──────── Excerpted records
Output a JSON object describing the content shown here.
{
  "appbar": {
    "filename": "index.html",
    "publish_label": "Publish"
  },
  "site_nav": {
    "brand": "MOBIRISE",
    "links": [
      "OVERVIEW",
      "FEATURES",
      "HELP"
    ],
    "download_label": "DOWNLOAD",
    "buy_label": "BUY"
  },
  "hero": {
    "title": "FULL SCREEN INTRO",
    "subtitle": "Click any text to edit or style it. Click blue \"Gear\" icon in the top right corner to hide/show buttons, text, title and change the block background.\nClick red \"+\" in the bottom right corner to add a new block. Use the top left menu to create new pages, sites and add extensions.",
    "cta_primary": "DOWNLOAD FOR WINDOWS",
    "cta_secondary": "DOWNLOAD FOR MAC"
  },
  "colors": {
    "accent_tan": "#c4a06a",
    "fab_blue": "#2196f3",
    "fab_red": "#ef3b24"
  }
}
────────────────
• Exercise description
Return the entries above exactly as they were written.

• Written response
Output a JSON object describing the content shown here.
{
  "appbar": {
    "filename": "index.html",
    "publish_label": "Publish"
  },
  "site_nav": {
    "brand": "MOBIRISE",
    "links": [
      "OVERVIEW",
      "FEATURES",
      "HELP"
    ],
    "download_label": "DOWNLOAD",
    "buy_label": "BUY"
  },
  "hero": {
    "title": "FULL SCREEN INTRO",
    "subtitle": "Click any text to edit or style it. Click blue \"Gear\" icon in the top right corner to hide/show buttons, text, title and change the block background.\nClick red \"+\" in the bottom right corner to add a new block. Use the top left menu to create new pages, sites and add extensions.",
    "cta_primary": "DOWNLOAD FOR WINDOWS",
    "cta_secondary": "DOWNLOAD FOR MAC"
  },
  "colors": {
    "accent_tan": "#c4a06a",
    "fab_blue": "#2196f3",
    "fab_red": "#ef3b24"
  }
}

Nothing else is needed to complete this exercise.